━━━ Given information
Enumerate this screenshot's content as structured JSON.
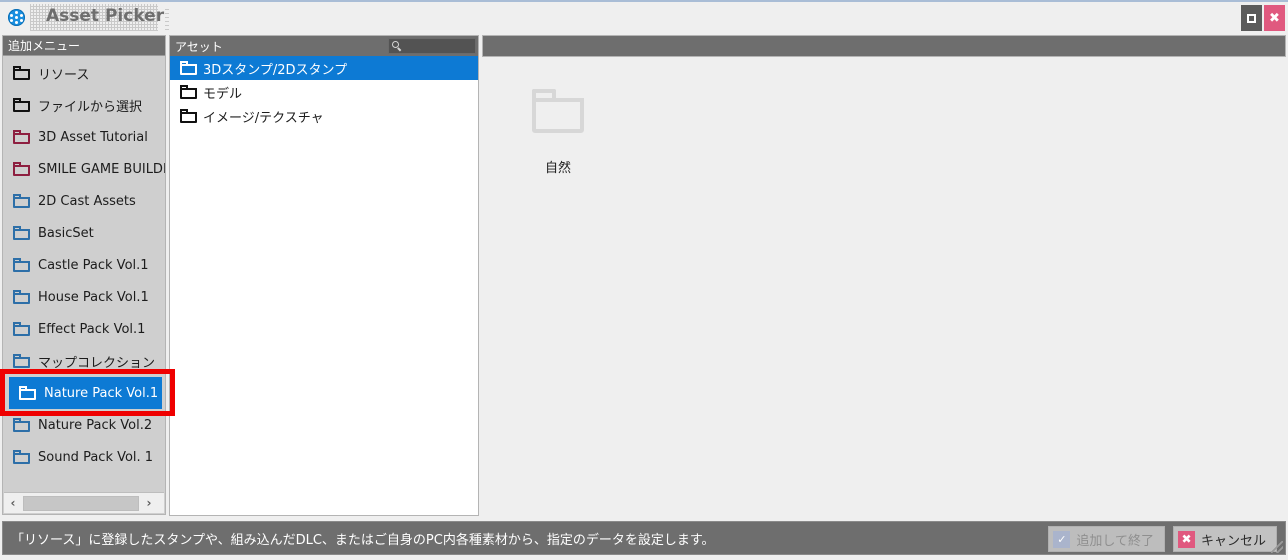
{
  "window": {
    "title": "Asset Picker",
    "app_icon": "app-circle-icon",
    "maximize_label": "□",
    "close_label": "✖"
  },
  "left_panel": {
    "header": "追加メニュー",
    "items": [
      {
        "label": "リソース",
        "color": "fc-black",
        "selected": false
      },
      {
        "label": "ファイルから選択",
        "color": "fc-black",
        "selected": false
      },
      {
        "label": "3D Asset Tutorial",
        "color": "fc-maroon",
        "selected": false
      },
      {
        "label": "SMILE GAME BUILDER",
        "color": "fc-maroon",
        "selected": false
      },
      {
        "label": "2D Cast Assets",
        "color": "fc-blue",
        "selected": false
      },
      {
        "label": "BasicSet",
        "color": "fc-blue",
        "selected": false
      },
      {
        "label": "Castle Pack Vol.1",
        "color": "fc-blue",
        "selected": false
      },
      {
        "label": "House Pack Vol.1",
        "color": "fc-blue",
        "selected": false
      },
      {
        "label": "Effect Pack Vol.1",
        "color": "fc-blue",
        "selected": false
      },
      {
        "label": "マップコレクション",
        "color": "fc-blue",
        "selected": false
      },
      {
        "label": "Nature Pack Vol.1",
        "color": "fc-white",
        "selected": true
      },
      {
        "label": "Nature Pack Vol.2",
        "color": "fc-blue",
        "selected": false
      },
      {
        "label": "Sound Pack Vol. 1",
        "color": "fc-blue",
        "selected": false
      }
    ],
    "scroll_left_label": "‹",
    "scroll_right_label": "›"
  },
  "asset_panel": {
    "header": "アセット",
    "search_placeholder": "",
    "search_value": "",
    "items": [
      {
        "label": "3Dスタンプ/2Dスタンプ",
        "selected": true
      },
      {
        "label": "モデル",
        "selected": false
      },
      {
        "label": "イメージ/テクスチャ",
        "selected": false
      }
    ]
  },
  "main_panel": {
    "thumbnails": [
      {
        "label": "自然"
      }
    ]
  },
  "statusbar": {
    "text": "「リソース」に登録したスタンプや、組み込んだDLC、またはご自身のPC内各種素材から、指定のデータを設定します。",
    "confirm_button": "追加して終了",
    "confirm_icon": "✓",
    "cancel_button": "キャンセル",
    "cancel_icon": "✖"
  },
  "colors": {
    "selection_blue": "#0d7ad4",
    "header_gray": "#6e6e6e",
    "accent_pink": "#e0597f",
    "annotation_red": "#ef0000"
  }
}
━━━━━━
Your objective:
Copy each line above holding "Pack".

Task solution:
        "label": "Castle Pack Vol.1",
        "label": "House Pack Vol.1",
        "label": "Effect Pack Vol.1",
        "label": "Nature Pack Vol.1",
        "label": "Nature Pack Vol.2",
        "label": "Sound Pack Vol. 1",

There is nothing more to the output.